Let's take a look at the First Amendment of the Constitution of the United States of America:
Congress shall make no law respecting an establishment of religion, or prohibiting the free exercise thereof; or abridging the freedom of speech, or of the press; or the right of the people peaceably to assemble, and to petition the Government for a redress of grievances.
It’s amazing how much can be said with so few words! When you think about it, though, what does it say about human nature that it's necessary to put this stuff in writing and tell people it's the law of the land and they have to obey it? If you think a bit more about it, though, you might well ask, What did they mean by "no law respecting an establishment of religion"? Does it mean Congress can make a law disrespecting an establishment of religion? Or were they just referring to religious establishments like churches and synagogues and mosques and pagodas and temples? And why does it say "the freedom of speech" but not "the freedom of the press"? Were the founders worried that people would think newspapers had to be free? Who would print them if they couldn't charge for them? And why does it say "peaceably to assemble" instead of "to assemble peaceably"? Could it be they wanted to emphasize "peaceably" by putting it first? Maybe they were concerned that there would be idiots who'd get the idea that protests and riots were protected rights. One might, however, criticize the Founders for including "petition the Government for a redress of grievances". How is that done? Just exactly how and where does one file a petition for redress? And just how encompassing is the term "grievances"? It has clearly been stretched to extremes these days. Anything that anybody interprets as an insult or slight is, these days, deemed to entitle the grievant (grievee?) to redress if not in the courts then by the Congress by means of enactments of laws and regulations governing pronouns. Actually, later we'll suggest that this "peaceably to assemble, and to petition" is about holding protests and rallies and such gatherings. The problem is that these days people think protests are free speech, not petitions for redress. But, if you think about it, it's pretty clear that protests come under the "petition the Government for redress" language, not the "freedom of speech" language.
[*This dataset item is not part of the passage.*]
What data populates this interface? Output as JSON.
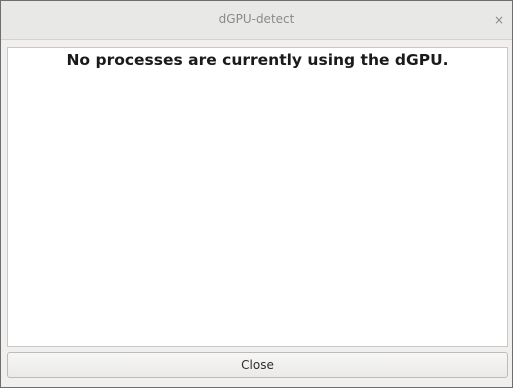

Which illustrates that, despite the succinctness of the First Amendment, "the people" are too dumb to understand it; particularly when it comes to the "peaceably" part.